This sequence shows one possible sequence of one inning under the alternative embodiment. Other sequences may alternatively taken on any number of different scenarios which are clearly contemplated under the above described rules and objectives.

Accordingly, the improved bat and ball game is simplified, provides an effective, safe, inexpensive, and efficient device which achieves all the enumerated objectives, provides for eliminating difficulties encountered with prior devices, andsolves problems and obtains new results in the art.

In the foregoing description, certain terms have been used for brevity, clearness and understanding; but no unnecessary limitations are to be implied therefrom beyond the requirement of the prior art, because such terms are used for descriptivepurposes and are intended to be broadly construed.

Moreover, the description and illustration of the invention is by way of example, and the scope of the invention is not limited to the exact details shown or described.

Having now described the features, discoveries and principles of the invention, the manner in which the improved bat and ball game is constructed and used, the characteristics of the construction, and the advantageous, new and useful resultsobtained; the new and useful structures, devices, elements, arrangements, parts and combinations, are set forth in the appended claims.

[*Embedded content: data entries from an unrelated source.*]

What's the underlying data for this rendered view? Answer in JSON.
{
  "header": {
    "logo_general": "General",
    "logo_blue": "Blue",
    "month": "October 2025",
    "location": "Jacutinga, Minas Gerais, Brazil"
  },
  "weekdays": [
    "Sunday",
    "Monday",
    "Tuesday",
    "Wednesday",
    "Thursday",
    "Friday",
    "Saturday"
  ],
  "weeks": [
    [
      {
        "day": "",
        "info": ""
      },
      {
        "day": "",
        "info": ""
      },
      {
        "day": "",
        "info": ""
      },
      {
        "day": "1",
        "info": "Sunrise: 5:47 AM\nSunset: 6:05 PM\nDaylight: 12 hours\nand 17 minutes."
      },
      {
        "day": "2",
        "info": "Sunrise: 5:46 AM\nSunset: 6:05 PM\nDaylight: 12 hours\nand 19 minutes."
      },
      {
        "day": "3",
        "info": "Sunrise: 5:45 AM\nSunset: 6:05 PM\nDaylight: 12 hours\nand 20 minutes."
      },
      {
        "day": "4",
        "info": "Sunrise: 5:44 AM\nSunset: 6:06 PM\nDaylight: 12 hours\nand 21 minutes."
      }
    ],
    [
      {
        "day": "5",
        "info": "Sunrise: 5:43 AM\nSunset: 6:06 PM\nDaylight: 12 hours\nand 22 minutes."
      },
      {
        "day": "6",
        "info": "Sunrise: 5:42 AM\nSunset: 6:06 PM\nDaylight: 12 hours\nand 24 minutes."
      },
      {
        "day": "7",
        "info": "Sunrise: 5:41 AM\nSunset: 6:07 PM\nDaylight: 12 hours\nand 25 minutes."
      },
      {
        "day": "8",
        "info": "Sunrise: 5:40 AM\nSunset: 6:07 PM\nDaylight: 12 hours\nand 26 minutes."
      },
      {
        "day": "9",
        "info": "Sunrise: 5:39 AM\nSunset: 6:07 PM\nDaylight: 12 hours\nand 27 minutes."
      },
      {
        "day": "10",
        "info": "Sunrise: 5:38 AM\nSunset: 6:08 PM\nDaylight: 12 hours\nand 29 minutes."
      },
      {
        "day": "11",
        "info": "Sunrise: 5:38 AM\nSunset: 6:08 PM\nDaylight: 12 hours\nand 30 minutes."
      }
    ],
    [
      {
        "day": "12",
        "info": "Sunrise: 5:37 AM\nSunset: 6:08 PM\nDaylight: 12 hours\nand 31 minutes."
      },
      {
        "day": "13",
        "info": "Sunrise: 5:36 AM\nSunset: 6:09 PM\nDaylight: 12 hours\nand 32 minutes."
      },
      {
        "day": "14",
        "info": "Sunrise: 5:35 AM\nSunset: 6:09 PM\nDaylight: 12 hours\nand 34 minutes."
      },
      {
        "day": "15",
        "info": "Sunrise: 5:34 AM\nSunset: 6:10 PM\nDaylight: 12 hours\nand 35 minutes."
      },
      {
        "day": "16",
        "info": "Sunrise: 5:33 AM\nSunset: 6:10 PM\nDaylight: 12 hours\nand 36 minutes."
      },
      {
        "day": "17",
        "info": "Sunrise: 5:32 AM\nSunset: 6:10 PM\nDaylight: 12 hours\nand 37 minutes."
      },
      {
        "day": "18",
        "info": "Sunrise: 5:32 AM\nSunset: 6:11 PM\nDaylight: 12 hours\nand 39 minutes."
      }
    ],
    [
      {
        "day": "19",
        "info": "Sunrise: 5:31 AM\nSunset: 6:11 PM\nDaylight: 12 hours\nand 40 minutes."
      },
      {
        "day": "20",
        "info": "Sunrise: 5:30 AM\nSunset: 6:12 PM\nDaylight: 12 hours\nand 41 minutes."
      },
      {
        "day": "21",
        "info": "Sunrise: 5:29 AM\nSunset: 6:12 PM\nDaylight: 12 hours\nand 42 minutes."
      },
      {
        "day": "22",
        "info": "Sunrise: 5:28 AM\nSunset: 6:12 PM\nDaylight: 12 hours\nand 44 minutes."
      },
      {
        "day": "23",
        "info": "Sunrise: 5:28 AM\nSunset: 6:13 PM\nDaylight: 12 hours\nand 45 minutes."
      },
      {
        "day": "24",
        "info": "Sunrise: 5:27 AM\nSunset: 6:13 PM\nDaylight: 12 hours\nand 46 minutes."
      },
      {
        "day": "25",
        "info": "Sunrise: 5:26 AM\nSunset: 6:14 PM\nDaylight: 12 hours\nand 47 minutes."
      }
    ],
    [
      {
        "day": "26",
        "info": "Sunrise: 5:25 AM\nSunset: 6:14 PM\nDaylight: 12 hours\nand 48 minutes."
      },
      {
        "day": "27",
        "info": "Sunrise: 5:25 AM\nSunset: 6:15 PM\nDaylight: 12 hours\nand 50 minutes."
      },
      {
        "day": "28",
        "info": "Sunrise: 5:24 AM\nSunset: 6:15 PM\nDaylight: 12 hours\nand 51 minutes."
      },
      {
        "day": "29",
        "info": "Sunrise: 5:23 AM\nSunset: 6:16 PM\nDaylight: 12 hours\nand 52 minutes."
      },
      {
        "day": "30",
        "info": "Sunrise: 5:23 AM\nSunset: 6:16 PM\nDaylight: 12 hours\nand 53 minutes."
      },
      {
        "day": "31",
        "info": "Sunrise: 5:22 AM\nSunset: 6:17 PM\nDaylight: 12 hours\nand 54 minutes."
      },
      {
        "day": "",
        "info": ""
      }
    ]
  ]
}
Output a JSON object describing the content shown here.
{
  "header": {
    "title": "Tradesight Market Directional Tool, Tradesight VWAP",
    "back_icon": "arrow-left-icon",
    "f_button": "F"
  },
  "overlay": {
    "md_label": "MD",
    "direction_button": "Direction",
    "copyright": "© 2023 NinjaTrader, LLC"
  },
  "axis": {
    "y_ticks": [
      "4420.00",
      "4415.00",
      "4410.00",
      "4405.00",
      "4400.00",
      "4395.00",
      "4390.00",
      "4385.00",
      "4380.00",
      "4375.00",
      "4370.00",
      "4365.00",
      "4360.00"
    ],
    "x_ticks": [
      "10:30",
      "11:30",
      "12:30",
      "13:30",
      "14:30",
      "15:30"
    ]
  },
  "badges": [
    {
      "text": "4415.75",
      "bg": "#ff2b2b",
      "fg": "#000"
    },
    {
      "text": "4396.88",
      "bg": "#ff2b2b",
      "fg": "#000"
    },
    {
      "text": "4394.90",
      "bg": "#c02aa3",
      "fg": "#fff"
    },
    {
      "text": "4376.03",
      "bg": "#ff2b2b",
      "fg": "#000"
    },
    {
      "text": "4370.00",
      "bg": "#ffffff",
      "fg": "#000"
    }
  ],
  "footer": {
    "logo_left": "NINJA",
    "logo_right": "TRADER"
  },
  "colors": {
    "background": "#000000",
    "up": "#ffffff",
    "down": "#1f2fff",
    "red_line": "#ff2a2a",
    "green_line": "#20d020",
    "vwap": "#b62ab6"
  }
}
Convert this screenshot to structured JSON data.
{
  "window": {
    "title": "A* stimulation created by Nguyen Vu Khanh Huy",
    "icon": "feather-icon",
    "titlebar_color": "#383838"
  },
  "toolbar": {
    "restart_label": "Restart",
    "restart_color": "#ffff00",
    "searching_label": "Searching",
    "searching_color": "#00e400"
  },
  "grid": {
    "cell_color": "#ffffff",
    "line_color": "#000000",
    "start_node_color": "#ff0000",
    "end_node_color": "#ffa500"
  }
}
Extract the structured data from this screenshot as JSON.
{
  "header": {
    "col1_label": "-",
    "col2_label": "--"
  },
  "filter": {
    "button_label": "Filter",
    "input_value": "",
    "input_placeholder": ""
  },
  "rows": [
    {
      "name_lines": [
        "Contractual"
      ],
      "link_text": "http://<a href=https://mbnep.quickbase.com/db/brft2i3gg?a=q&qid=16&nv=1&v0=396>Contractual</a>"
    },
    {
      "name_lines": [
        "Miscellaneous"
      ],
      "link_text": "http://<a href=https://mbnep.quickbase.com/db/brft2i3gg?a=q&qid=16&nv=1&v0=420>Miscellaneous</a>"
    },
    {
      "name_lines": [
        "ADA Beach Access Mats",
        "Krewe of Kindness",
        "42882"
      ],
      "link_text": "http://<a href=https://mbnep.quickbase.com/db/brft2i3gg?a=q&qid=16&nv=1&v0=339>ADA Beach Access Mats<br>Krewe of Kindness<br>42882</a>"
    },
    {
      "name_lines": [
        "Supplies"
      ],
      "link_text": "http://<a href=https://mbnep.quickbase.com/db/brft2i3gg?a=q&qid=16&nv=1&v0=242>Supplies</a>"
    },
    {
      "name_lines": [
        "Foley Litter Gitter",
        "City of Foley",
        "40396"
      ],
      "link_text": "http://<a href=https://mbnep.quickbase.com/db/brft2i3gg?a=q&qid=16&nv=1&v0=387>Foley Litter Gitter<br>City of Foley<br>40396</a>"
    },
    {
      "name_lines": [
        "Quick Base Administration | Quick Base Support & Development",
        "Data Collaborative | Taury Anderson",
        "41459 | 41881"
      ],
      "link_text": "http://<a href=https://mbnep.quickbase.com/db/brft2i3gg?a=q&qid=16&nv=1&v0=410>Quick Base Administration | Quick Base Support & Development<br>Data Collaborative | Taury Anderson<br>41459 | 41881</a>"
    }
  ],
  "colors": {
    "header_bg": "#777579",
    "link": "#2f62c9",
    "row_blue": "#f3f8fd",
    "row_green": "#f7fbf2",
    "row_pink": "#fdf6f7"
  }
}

* * * * *
 
 
  Recently Added Patents
Cancer treatment kits comprising therapeutic antibody conjugates that bind to aminophospholipids
Systems and methods for unchoked control of gas turbine fuel gas control valves
SONOS stack with split nitride memory layer
Apparatus and method for efficient transmission of acknowledgements
Method and systems for detecting duplicate travel path
Device for maneuvering a vehicle using maneuvering moves using at least one trajectory
Wristband
  Randomly Featured Patents
Methods and systems for monitoring components using radio frequency identification
Glass composition and ion exchange strengthened glass article produced from same
Cable-type secondary battery
ECG rhythm advisory method
Method of and apparatus for indicating number of blanks to be introduced for products, and manufacturing system using the same
Steering handle unit of watercraft
Video device with reed-solomon erasure decoder and method thereof
Deep submicron MOSFET device
Method of manufacturing an object of a powdered ceramic material
Subscription television system